Page last updated: March 2021
Alcohol hangover across the lifespan: impact of sex and age

A study investigated the relationship between age and hangover frequency and severity.
An online survey, generated through Facebook, collected self-report data relating to alcohol consumption from 761 Dutch alcohol consumers aged 18–94 years (61.6% female).
Overall, young individuals consumed more alcohol than older drinkers, and men more than women. Significant interactions between age group and sex were found for both subjective intoxication and hangover severity, indicating that the sex differences in these variables were greatest in the younger age groups but became significantly smaller or absent in the older age groups. Partial correlations, correcting for estimated blood alcohol concentration (eBAC), revealed significant and negative partial correlations between age and subjective intoxication (r = −0.444), age and hangover severity (r = −0.327) and between age and hangover frequency (r = −0.195), i.e. subjective intoxication, hangover severity and hangover frequency decline with age.

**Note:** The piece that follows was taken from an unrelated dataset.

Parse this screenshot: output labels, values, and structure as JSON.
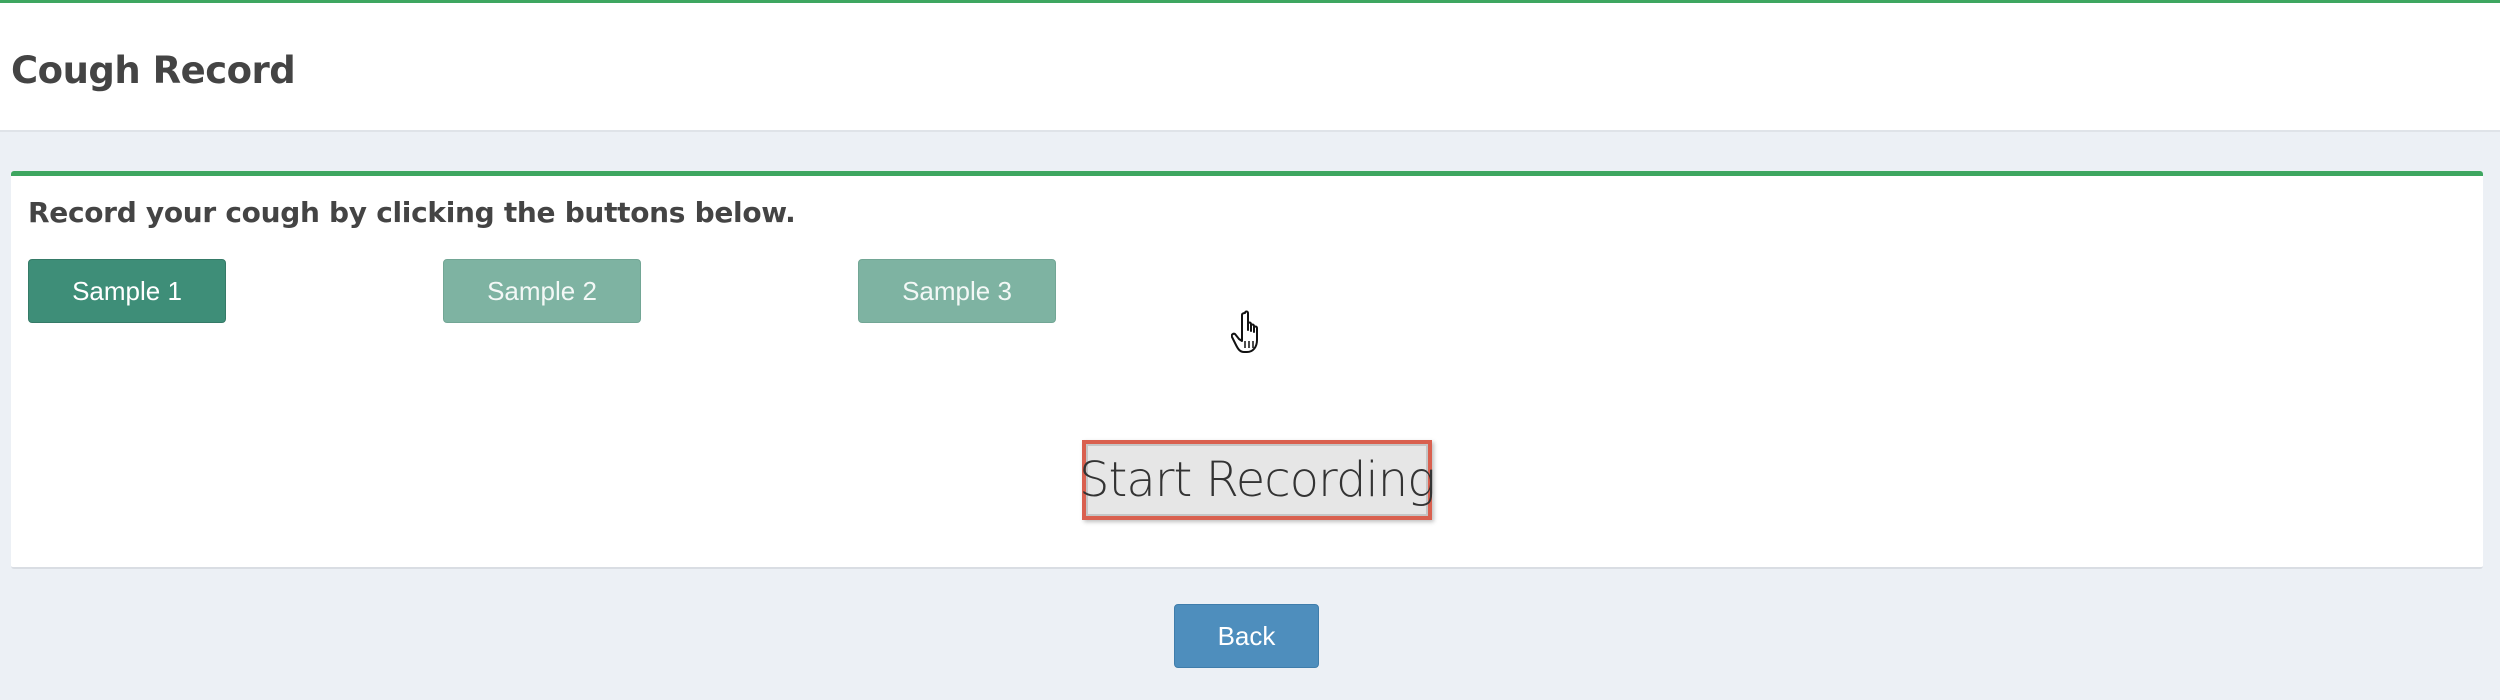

With regard to sex differences, the observed correlations with age for the past month heaviest drinking occasion were stronger in men for subjective intoxication, hangover severity and hangover frequency.
Hangover severity declines with age, even after controlling for eBAC or the amount of alcohol consumed. Sex differences were greatest in the younger age groups but became significantly smaller or absent in the older age groups. The relationship between age and hangover severity is strongly mediated by subjective intoxication. Pain sensitivity, lower with aging, might be a mediator, the authors suggest.
Source: Joris C Verster, Noortje R Severeijns, Annabel S M Sips, Hama M Saeed, Sarah Benson, Andrew Scholey, Gillian Bruce, Alcohol Hangover Across the Lifespan: Impact Of Sex and Age, Alcohol and Alcoholism, 2021;, agab027,

doi.org/10.1093/alcalc/agab027

All text and images © 2003 Alcohol In Moderation.
Dec 2020 Dec 2020